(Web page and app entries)
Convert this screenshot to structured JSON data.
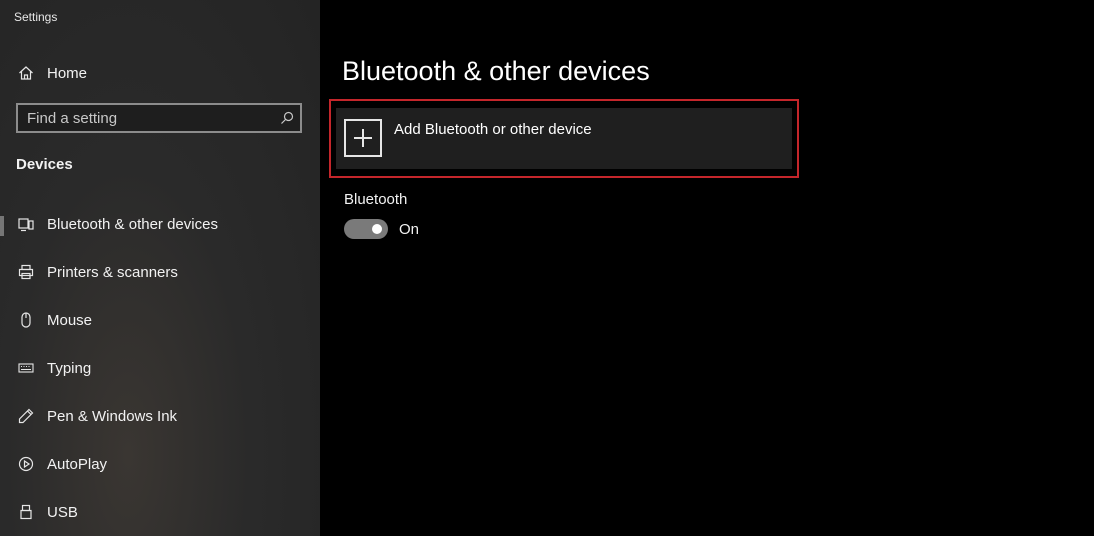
{
  "window": {
    "title": "Settings"
  },
  "sidebar": {
    "home_label": "Home",
    "search": {
      "placeholder": "Find a setting",
      "value": ""
    },
    "section_heading": "Devices",
    "items": [
      {
        "label": "Bluetooth & other devices",
        "icon": "bluetooth-devices-icon",
        "selected": true
      },
      {
        "label": "Printers & scanners",
        "icon": "printer-icon",
        "selected": false
      },
      {
        "label": "Mouse",
        "icon": "mouse-icon",
        "selected": false
      },
      {
        "label": "Typing",
        "icon": "keyboard-icon",
        "selected": false
      },
      {
        "label": "Pen & Windows Ink",
        "icon": "pen-icon",
        "selected": false
      },
      {
        "label": "AutoPlay",
        "icon": "autoplay-icon",
        "selected": false
      },
      {
        "label": "USB",
        "icon": "usb-icon",
        "selected": false
      }
    ]
  },
  "main": {
    "title": "Bluetooth & other devices",
    "add_device_label": "Add Bluetooth or other device",
    "bluetooth": {
      "label": "Bluetooth",
      "toggle_state": "On",
      "is_on": true
    }
  },
  "colors": {
    "highlight_border": "#c4262b",
    "sidebar_bg": "#2a2a2a",
    "main_bg": "#000000"
  }
}
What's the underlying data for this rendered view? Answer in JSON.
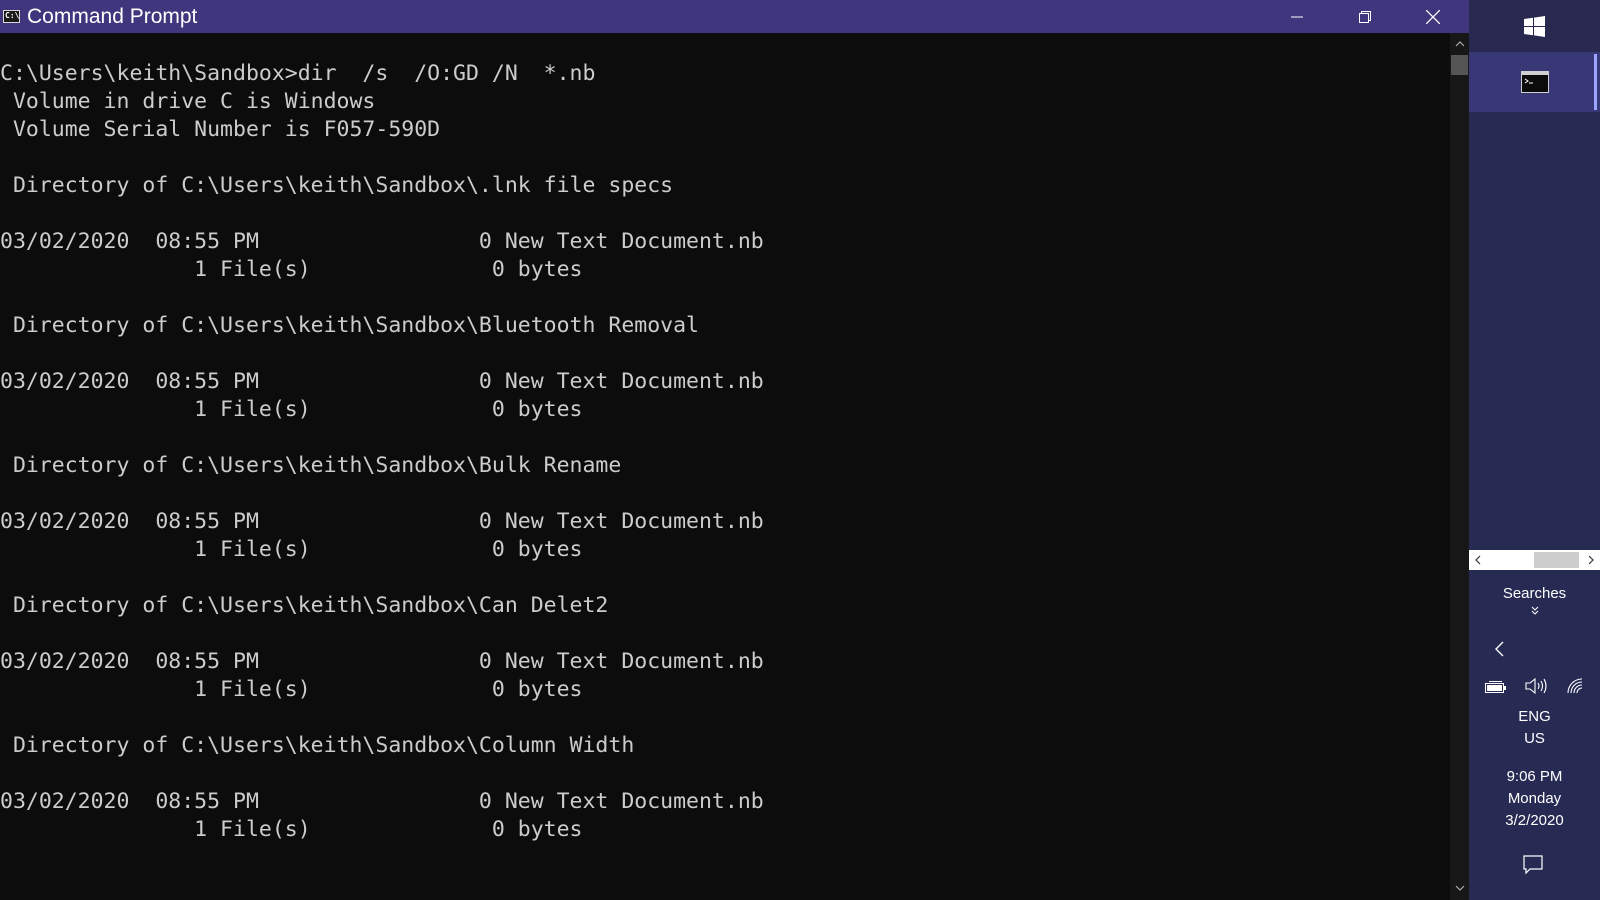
{
  "window": {
    "title": "Command Prompt",
    "icon_label": "C:\\",
    "controls": [
      "minimize",
      "restore",
      "close"
    ]
  },
  "console": {
    "lines": [
      "C:\\Users\\keith\\Sandbox>dir  /s  /O:GD /N  *.nb",
      " Volume in drive C is Windows",
      " Volume Serial Number is F057-590D",
      "",
      " Directory of C:\\Users\\keith\\Sandbox\\.lnk file specs",
      "",
      "03/02/2020  08:55 PM                 0 New Text Document.nb",
      "               1 File(s)              0 bytes",
      "",
      " Directory of C:\\Users\\keith\\Sandbox\\Bluetooth Removal",
      "",
      "03/02/2020  08:55 PM                 0 New Text Document.nb",
      "               1 File(s)              0 bytes",
      "",
      " Directory of C:\\Users\\keith\\Sandbox\\Bulk Rename",
      "",
      "03/02/2020  08:55 PM                 0 New Text Document.nb",
      "               1 File(s)              0 bytes",
      "",
      " Directory of C:\\Users\\keith\\Sandbox\\Can Delet2",
      "",
      "03/02/2020  08:55 PM                 0 New Text Document.nb",
      "               1 File(s)              0 bytes",
      "",
      " Directory of C:\\Users\\keith\\Sandbox\\Column Width",
      "",
      "03/02/2020  08:55 PM                 0 New Text Document.nb",
      "               1 File(s)              0 bytes"
    ],
    "text_color": "#cccccc",
    "background": "#0c0c0c"
  },
  "taskbar": {
    "start_icon": "windows-logo-icon",
    "pinned_app_icon": "command-prompt-icon",
    "searches_label": "Searches",
    "tray": {
      "icons": [
        "chevron-left-icon",
        "battery-icon",
        "volume-icon",
        "network-icon"
      ],
      "language": "ENG",
      "region": "US"
    },
    "clock": {
      "time": "9:06 PM",
      "day": "Monday",
      "date": "3/2/2020"
    },
    "notification_icon": "action-center-icon"
  },
  "colors": {
    "titlebar": "#3f367d",
    "taskbar": "#272a53",
    "taskbar_active": "#383877"
  }
}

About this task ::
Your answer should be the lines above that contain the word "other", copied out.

Result of the exercise ::
        "label": "Bluetooth & other devices",
    "title": "Bluetooth & other devices",
    "add_device_label": "Add Bluetooth or other device",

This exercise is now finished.